Each year during the third week of April (this year it’s April 21-27), we celebrate National Volunteer Week. Volunteerism is a wonderful way of giving back to your community by doing for others with no expectations of any compensation in return. Volunteering is also a great way to build connections with others, whether you volunteer weekly, monthly or yearly — because the truth is, nonprofit organizations cannot fulfill their mission and achieve their goals without volunteers. It’s an important action we can take to care for others, the Earth and each other.

Volunteering can have far-reaching impacts on the world around you, as well as on your own health. Volunteerism has been proven to positively impact the volunteer in a number of ways, including:

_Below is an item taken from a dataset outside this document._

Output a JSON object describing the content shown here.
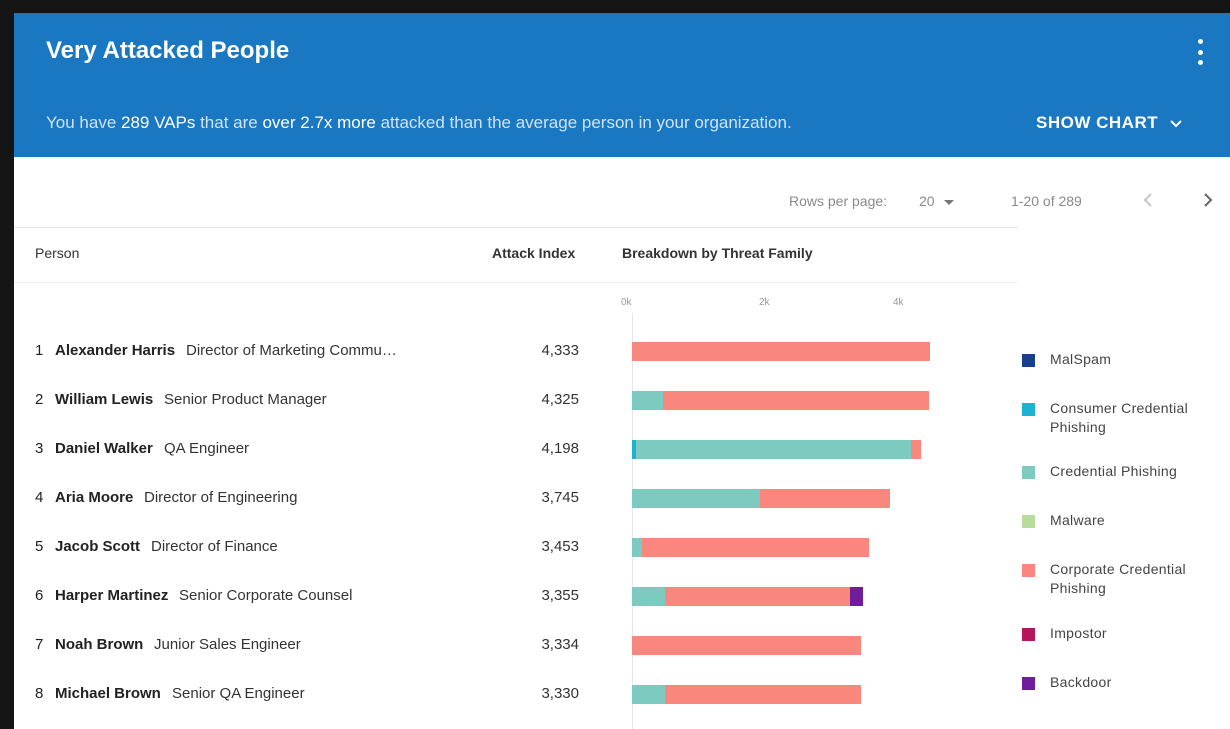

  • Reduced stress:
    Having a cause to focus on can help counteract the effects of stress, depression and anxiety. The social aspect of volunteerism can help you feel connected and concentrate on the task at hand, rather than outside stressors.
  • Boost in confidence:
    Volunteering provides a unique opportunity to develop confidence and self-esteem, since your role as a volunteer can give you a sense of pride and identity. You can also gain new skills and see yourself in a new light.
  • Sense of purpose:
    Dedicating your time to an organization can give you a new sense of direction and a boost of energy, knowing that your contribution is necessary and valuable.
  • Increased happiness:
    Research shows that “feel good” hormones and brain activity spike when volunteering. It’s impossible to NOT make an impact when volunteering — and that knowledge leads to happiness, as most humans naturally enjoy serving others.
You may work closely with volunteers in the behavioral healthcare field, and you may already lend your time or talents to a nonprofit. Volunteering together is also a great way to build morale at work or stay connected with friends. If you’re wanting to participate but unsure how to find an organization with a mission you’d like to support, there are a number of websites that are geared toward helping people “match” with organizations with volunteer opportunities available. Check out www.volunteermatch.org or https://www.dosomething.org/us to get started on your volunteer journey.

National Volunteer Week: Ways to Participate